Businesses in Da Nang have also embarked on a major program of modernization and are implementing advanced technologies to increase operational efficiency and become more competitive on the global stage. IBM is already active in the region through its network of business partners and experiencing strong demand for its solutions and services from the manufacturing, aquaculture, hospitality and machinery sectors. For example, Da Nang Hyatt Residence Hotel and Resort has deployed IBM hardware and software solutions to build a high-availability IT infrastructure to increase efficiency and improve collaboration across different departments and partner organizations.
Phung Tan Viet, Da Nang's People Committee Vice Chairman welcomed IBM's latest investment: "as Da Nang strives to strengthen its competitiveness across a number of strategic economic sectors, we highly value IBM's increased presence in the city. IBM's deep expertise and industry leading technologies will have a positive impact on the local business environment and IT community."
Geographic expansion is one of IBM's core growth strategies through which it is expanding into untapped markets around the world where there is a significant opportunity for growth. By investing in people and physical offices on the ground and by building relationships with businesses, government leaders, and universities, IBM is committed to the local economic development of the cities in which it is present.
The new office in Da Nang was inaugurated at a ceremony today attended by government officials, clients and business partners.
Hewlett Packard is establishing a software development center in Silicon Valley that the company describes as "a single community" for its management, automation and security software teams.
Under a leasing agreement unveiled Wednesday, HP will set up shop early next year at Moffett Towers, a 1.8 million-square-foot office complex in Sunnyvale, Calif. HP will consolidate software development assets from its multiple Bay Area offices at this location, including the security expertise acquired in its acquisitions of ArcSight and Fortify.
HP CEO Leo Apotheker has made building out HP's software business one of his top priorities and the company intends to use the new facility to develop "important information management capabilities" for specific vertical industries.
"Software is the cornerstone of HP’s vision to provide seamless, secure, context-aware experiences for the connected world," said Bill Veghte, executive vice president of HP's enterprise software business, in a statement.
Moffett Towers "soars above its surroundings to provide unobstructed views of San Francisco Bay and Silicon Valley. Each of its seven towers is an architectural masterwork of gleaming steel, stone and glass," according to a description the facility's Web site.
Moffett Towers, developed by San Francisco-based Jay Paul Company, features buildings that are LEED certified and built in an environmentally friendly, energy efficient fashion. "Wired for today and ready for future expansion, all buildings can be easily connected via conduit infrastructure," according to the Web site.

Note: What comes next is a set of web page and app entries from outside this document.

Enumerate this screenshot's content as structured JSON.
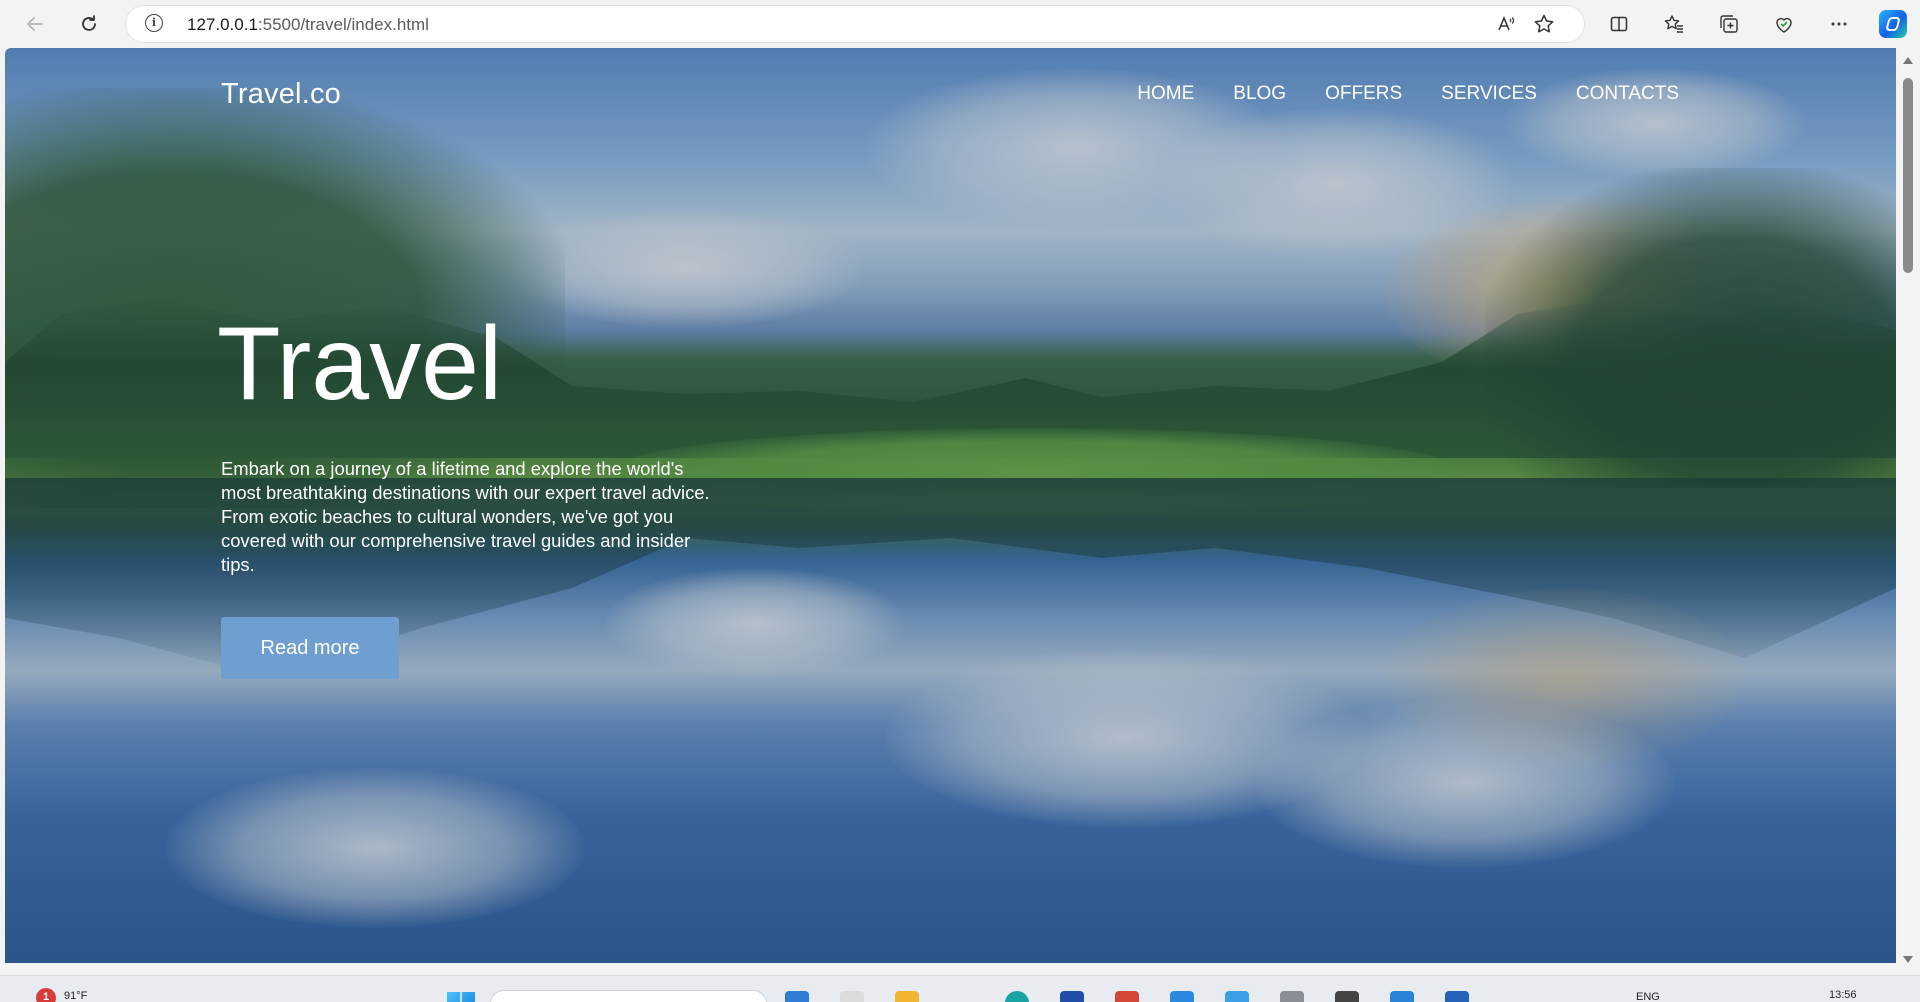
{
  "browser": {
    "url_host": "127.0.0.1",
    "url_path": ":5500/travel/index.html"
  },
  "site": {
    "brand": "Travel.co",
    "nav": [
      "HOME",
      "BLOG",
      "OFFERS",
      "SERVICES",
      "CONTACTS"
    ],
    "hero_title": "Travel",
    "hero_text": "Embark on a journey of a lifetime and explore the world's most breathtaking destinations with our expert travel advice. From exotic beaches to cultural wonders, we've got you covered with our comprehensive travel guides and insider tips.",
    "cta_label": "Read more"
  },
  "taskbar": {
    "weather_alert_count": "1",
    "weather_temp": "91°F",
    "language": "ENG",
    "time": "13:56"
  },
  "icons": [
    "back-icon",
    "reload-icon",
    "info-icon",
    "read-aloud-icon",
    "favorite-star-icon",
    "split-screen-icon",
    "favorites-icon",
    "collections-icon",
    "browser-essentials-icon",
    "more-icon",
    "copilot-icon"
  ]
}
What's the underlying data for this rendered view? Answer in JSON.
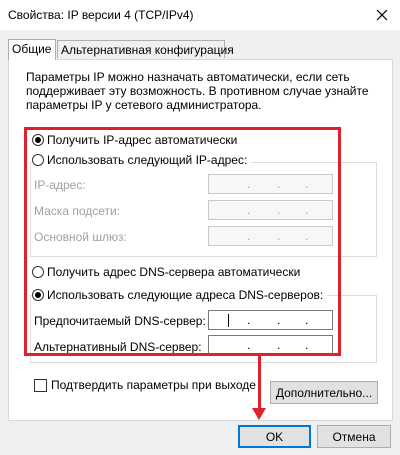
{
  "window": {
    "title": "Свойства: IP версии 4 (TCP/IPv4)",
    "close_icon": "close-icon"
  },
  "tabs": [
    {
      "label": "Общие",
      "active": true
    },
    {
      "label": "Альтернативная конфигурация",
      "active": false
    }
  ],
  "description": [
    "Параметры IP можно назначать автоматически, если сеть",
    "поддерживает эту возможность. В противном случае узнайте",
    "параметры IP у сетевого администратора."
  ],
  "ip_section": {
    "auto_label": "Получить IP-адрес автоматически",
    "auto_checked": true,
    "manual_label": "Использовать следующий IP-адрес:",
    "manual_checked": false,
    "fields": [
      {
        "label": "IP-адрес:",
        "value": ". . ."
      },
      {
        "label": "Маска подсети:",
        "value": ". . ."
      },
      {
        "label": "Основной шлюз:",
        "value": ". . ."
      }
    ]
  },
  "dns_section": {
    "auto_label": "Получить адрес DNS-сервера автоматически",
    "auto_checked": false,
    "manual_label": "Использовать следующие адреса DNS-серверов:",
    "manual_checked": true,
    "fields": [
      {
        "label": "Предпочитаемый DNS-сервер:",
        "value": ". . ."
      },
      {
        "label": "Альтернативный DNS-сервер:",
        "value": ". . ."
      }
    ]
  },
  "validate": {
    "label": "Подтвердить параметры при выходе",
    "checked": false
  },
  "buttons": {
    "advanced": "Дополнительно...",
    "ok": "OK",
    "cancel": "Отмена"
  },
  "colors": {
    "highlight": "#e21f2d",
    "default_button_border": "#0078d7"
  }
}
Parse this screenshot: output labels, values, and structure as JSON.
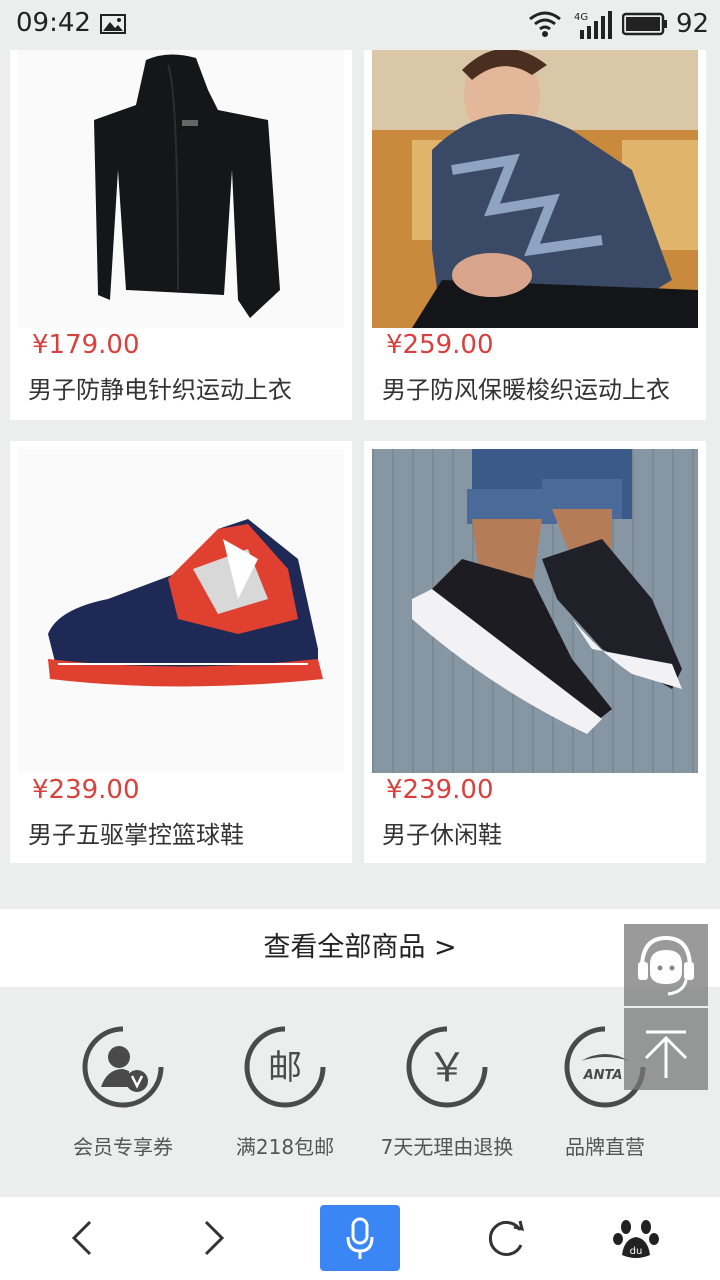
{
  "status_bar": {
    "time": "09:42",
    "network": "4G",
    "battery": "92"
  },
  "products": [
    {
      "price": "¥179.00",
      "name": "男子防静电针织运动上衣",
      "image": "black zip hoodie jacket"
    },
    {
      "price": "¥259.00",
      "name": "男子防风保暖梭织运动上衣",
      "image": "man in camo hooded jacket"
    },
    {
      "price": "¥239.00",
      "name": "男子五驱掌控篮球鞋",
      "image": "navy red camo basketball shoe"
    },
    {
      "price": "¥239.00",
      "name": "男子休闲鞋",
      "image": "black knit sneakers on feet"
    }
  ],
  "view_all": "查看全部商品 >",
  "benefits": [
    {
      "label": "会员专享券",
      "icon": "member-icon"
    },
    {
      "label": "满218包邮",
      "icon": "mail-icon",
      "glyph": "邮"
    },
    {
      "label": "7天无理由退换",
      "icon": "yen-icon",
      "glyph": "￥"
    },
    {
      "label": "品牌直营",
      "icon": "anta-logo-icon",
      "glyph": "ANTA"
    }
  ],
  "floating": {
    "service_icon": "customer-service-icon",
    "top_icon": "back-to-top-icon"
  },
  "bottom_nav": {
    "back": "back-icon",
    "forward": "forward-icon",
    "voice": "microphone-icon",
    "refresh": "refresh-icon",
    "home": "baidu-paw-icon"
  },
  "colors": {
    "price": "#d8413d",
    "mic_bg": "#3b86f5",
    "page_bg": "#eceeee"
  }
}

The green aspects of the new software development facility fits nicely into HP's green IT strategy. Last week, HP opened a research facility in Fort Collins, Colo. that's dedicated to sustainable data center technologies, including HP's Converged Infrastructure portfolio. HP's goal is to cut power consumption for data center cooling and boost data center capacity while using less equipment.